Locally-owned marijuana dispensary using social equity money to fund public artwork – WZZM13.com
They’ll now design different pieces on multiple locations along the West Wealthy Street corridor.
GRAND RAPIDS, Mich. — Before weed was legal in Michigan, Casey Kornoelje was convicted for possession and cultivation of cannabis.
“And ironically, here we are possessing and cultivating cannabis some 20 years later,” says Kornoelje, owner of Pharmhouse Wellness.
That conviction made his shop eligible for social equity benefits.
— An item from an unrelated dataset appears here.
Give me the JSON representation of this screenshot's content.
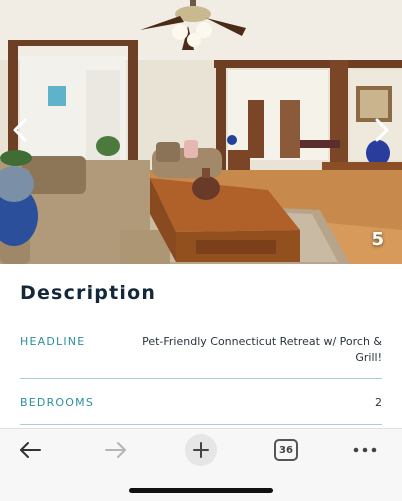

The program aims to make amends to people previously convicted of marijuana-related crimes.
“For us, we receive discounts on our annual regulatory fees paid to the city and the state,” explains Kornoelje.
So to help improve the community, Kornoelje decided to put that extra money towards an art project, covering empty spaces Wealthy Street with eye-catching artwork.
“These are spaces that you drive by every day that are, I don’t want to say untouched, but unimproved,” says Kornoelje. “And we recognize and acknowledge that we’d like to see more vibrancy and color in the neighborhood.”
Kornoelje narrowed down numerous applications from local artists to seven in total. They’ll now design different pieces on multiple locations along the West Wealthy Street corridor, including a huge